→ Problem to solve
What number of lines in the entries below include the string "list"? Respond with that number alone.

→ Dataset excerpts
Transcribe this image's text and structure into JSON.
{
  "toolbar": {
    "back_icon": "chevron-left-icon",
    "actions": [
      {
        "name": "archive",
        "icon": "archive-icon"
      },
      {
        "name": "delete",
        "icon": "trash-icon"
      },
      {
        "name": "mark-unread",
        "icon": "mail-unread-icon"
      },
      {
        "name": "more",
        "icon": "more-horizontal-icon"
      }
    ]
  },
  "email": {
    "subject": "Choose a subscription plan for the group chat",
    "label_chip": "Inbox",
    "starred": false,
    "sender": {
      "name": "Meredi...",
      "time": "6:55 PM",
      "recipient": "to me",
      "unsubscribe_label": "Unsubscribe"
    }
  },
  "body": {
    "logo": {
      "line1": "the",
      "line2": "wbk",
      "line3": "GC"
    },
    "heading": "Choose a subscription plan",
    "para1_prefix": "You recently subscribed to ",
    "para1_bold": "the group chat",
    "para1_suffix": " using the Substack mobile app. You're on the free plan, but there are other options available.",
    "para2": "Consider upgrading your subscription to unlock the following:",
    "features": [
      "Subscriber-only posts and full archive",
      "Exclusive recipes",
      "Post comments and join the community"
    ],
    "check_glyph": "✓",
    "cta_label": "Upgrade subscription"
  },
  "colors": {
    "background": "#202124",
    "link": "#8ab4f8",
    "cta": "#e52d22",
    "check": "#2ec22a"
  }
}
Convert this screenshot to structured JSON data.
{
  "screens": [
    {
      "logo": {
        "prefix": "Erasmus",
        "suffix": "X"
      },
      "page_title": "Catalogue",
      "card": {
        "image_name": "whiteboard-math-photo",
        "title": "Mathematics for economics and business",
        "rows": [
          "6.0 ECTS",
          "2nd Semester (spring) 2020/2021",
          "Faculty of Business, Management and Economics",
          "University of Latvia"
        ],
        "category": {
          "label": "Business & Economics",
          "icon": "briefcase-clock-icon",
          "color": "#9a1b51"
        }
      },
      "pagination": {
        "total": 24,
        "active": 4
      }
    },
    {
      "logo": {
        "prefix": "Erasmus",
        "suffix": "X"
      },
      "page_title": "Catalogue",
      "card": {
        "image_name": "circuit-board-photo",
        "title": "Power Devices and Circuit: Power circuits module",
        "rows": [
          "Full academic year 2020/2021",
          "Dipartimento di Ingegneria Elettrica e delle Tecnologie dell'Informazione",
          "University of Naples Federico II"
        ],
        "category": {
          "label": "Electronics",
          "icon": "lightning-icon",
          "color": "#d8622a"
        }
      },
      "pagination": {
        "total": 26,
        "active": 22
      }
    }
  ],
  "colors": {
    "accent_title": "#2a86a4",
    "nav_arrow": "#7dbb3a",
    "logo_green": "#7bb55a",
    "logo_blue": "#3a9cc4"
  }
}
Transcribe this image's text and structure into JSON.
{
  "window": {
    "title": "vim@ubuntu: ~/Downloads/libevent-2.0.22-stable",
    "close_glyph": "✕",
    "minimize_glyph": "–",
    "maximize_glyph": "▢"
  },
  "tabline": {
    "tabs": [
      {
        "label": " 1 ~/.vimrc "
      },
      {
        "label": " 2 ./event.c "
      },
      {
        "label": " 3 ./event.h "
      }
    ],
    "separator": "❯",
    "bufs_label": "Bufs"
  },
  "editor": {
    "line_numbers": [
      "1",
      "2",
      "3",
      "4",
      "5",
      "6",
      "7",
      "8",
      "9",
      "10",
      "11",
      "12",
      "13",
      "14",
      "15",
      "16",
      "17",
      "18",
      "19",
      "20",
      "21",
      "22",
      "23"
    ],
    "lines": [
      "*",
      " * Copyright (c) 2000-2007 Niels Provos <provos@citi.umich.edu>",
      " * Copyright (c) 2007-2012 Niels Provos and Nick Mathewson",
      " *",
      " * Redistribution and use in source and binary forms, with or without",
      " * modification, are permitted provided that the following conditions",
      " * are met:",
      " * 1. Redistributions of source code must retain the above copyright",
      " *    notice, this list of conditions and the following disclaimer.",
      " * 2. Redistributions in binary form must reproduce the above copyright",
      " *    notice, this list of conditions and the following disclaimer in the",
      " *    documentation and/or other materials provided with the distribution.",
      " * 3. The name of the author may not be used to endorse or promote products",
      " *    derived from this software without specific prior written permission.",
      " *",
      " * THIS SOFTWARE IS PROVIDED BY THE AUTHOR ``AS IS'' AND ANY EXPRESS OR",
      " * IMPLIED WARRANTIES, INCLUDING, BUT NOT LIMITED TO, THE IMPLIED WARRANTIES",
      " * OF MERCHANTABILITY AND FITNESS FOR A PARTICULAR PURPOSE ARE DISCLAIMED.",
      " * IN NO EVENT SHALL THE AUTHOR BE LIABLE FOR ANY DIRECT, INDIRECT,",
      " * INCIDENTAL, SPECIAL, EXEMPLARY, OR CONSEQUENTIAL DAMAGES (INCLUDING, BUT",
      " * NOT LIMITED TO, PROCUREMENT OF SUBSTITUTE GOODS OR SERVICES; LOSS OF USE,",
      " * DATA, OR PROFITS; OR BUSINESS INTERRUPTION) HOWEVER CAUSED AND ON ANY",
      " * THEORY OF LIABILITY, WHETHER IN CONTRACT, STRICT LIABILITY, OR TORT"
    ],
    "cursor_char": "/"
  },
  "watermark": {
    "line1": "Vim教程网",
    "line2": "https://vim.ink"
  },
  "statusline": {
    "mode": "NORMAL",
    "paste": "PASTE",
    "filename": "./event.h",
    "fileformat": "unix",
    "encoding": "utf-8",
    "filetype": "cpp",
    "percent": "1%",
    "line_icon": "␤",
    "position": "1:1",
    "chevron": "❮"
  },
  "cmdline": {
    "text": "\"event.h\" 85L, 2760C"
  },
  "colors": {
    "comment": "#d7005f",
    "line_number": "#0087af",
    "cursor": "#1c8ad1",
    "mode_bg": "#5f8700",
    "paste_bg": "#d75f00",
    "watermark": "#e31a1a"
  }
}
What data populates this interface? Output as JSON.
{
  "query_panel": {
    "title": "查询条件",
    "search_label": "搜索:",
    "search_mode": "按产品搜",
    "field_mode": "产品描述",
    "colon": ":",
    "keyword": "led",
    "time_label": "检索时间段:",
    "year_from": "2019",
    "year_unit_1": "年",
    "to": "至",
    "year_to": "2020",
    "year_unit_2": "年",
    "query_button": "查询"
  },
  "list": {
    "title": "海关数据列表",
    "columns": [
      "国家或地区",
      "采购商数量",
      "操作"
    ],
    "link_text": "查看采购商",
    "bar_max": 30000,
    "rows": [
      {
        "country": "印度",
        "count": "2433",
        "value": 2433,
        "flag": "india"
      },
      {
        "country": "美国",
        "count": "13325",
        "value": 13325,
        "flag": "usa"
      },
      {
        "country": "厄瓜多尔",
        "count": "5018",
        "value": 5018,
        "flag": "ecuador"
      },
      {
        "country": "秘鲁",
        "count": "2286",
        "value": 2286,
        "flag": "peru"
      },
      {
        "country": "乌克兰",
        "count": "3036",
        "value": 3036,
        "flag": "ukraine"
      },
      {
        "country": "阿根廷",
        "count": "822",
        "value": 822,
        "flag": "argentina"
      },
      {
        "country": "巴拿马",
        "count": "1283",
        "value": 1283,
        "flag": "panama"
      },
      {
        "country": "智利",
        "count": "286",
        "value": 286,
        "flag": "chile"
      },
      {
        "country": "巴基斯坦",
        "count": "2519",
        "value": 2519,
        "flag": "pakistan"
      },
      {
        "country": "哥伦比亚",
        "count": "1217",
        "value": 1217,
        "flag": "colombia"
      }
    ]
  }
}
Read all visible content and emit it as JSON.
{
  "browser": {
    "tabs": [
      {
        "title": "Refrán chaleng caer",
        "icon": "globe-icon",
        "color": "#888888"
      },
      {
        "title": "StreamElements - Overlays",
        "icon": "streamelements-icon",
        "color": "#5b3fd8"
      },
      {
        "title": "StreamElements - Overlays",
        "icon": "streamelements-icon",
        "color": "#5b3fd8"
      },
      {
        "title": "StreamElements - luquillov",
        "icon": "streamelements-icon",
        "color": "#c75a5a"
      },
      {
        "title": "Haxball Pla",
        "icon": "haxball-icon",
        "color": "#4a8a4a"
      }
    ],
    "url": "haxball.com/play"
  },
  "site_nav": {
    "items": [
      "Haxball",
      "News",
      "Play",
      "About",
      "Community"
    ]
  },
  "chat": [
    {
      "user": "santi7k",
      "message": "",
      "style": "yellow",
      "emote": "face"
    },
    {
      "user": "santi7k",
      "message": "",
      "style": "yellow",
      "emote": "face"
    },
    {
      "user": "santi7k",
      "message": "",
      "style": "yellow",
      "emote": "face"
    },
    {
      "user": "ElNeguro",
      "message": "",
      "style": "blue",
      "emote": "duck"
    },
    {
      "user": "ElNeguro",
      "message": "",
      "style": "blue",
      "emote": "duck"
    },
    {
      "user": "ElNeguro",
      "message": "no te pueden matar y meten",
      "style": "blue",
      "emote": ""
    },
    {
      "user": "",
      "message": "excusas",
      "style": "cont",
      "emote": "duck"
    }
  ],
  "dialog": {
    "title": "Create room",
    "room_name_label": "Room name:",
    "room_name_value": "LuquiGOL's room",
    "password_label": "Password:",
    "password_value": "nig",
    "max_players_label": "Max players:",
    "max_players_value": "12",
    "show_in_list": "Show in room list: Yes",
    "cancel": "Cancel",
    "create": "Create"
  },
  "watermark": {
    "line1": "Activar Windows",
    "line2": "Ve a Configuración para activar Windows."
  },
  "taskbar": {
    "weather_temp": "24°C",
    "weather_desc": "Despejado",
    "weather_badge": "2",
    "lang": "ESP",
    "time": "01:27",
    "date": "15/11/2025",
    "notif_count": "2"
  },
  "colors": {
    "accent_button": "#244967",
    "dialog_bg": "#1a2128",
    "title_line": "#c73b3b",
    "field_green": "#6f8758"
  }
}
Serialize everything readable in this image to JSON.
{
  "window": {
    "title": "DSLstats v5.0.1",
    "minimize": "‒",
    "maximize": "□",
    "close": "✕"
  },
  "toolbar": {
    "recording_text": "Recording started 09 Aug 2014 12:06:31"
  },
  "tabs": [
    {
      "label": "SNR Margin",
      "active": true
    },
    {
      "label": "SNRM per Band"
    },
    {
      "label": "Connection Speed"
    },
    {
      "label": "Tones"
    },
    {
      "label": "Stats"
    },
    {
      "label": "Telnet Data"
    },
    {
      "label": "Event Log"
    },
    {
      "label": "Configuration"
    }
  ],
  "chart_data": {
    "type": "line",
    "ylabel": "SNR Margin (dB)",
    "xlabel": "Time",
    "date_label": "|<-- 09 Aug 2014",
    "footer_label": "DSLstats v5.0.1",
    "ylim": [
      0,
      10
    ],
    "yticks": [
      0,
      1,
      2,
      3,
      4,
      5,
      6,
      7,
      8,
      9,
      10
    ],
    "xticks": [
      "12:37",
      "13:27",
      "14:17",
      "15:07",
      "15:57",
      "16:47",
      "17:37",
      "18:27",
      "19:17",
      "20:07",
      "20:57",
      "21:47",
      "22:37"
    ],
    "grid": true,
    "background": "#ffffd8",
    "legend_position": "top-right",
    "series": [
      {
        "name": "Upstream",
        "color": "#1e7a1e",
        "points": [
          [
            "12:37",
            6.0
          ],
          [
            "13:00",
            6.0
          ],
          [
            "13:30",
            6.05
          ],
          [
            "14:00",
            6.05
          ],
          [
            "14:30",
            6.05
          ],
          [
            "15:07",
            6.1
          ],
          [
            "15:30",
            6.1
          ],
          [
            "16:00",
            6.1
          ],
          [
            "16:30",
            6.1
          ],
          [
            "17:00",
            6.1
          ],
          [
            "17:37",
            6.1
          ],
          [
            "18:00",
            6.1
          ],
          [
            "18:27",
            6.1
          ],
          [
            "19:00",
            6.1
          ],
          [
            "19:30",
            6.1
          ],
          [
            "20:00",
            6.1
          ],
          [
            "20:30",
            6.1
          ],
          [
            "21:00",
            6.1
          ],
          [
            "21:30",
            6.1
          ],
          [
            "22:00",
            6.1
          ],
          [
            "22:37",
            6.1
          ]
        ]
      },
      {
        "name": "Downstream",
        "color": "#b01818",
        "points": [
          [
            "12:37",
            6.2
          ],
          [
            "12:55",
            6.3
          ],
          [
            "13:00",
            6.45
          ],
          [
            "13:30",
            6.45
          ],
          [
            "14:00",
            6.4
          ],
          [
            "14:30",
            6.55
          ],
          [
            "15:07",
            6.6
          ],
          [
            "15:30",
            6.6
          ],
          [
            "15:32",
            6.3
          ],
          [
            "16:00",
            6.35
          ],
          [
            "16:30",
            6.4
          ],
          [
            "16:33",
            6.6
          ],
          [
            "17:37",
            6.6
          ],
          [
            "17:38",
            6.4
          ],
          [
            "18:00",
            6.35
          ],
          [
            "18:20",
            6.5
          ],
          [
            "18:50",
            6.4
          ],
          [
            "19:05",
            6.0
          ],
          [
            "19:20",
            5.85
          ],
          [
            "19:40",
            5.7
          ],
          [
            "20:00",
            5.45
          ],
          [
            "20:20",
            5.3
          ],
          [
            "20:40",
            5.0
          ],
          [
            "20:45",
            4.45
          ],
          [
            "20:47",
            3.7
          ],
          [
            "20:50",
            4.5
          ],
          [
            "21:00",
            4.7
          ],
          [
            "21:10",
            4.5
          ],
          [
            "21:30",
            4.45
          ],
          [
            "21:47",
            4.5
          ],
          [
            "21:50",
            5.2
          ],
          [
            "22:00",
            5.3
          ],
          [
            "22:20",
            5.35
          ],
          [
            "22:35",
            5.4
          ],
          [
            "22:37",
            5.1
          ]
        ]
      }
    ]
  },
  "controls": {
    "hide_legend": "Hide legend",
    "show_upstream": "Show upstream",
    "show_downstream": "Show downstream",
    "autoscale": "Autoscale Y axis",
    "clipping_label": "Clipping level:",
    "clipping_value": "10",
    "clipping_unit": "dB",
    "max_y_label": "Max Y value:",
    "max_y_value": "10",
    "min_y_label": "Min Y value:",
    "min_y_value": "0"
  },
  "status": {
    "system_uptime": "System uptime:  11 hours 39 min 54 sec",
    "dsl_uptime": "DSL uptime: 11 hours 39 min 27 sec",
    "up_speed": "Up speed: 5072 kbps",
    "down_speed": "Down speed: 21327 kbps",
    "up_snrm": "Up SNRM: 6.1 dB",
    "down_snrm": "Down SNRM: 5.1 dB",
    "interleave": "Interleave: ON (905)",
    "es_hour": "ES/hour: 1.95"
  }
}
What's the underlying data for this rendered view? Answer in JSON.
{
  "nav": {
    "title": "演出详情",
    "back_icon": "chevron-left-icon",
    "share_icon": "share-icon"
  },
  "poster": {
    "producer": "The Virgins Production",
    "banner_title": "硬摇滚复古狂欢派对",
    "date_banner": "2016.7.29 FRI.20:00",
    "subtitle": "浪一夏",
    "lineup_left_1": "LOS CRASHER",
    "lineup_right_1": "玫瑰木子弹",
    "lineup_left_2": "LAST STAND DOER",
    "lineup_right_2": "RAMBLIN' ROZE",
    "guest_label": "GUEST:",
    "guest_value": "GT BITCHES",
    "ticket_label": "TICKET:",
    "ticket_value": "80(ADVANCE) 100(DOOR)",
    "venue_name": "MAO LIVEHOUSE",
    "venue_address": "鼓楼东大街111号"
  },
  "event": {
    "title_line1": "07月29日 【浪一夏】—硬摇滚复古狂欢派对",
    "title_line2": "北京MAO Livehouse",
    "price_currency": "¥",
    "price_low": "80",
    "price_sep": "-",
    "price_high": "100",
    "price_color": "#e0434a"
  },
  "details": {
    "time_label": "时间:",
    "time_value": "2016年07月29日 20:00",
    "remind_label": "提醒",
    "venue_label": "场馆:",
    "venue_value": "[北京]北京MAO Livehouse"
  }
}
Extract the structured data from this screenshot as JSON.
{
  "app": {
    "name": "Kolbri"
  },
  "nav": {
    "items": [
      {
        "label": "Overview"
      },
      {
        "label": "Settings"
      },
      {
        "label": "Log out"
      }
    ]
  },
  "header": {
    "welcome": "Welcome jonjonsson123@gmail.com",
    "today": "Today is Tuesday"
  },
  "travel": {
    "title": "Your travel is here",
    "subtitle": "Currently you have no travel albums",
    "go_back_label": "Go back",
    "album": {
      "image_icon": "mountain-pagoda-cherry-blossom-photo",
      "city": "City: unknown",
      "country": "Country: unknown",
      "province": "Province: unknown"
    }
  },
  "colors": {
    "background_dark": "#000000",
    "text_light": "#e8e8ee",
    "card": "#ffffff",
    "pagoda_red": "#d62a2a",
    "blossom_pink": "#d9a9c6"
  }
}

→ Solution for this problem
4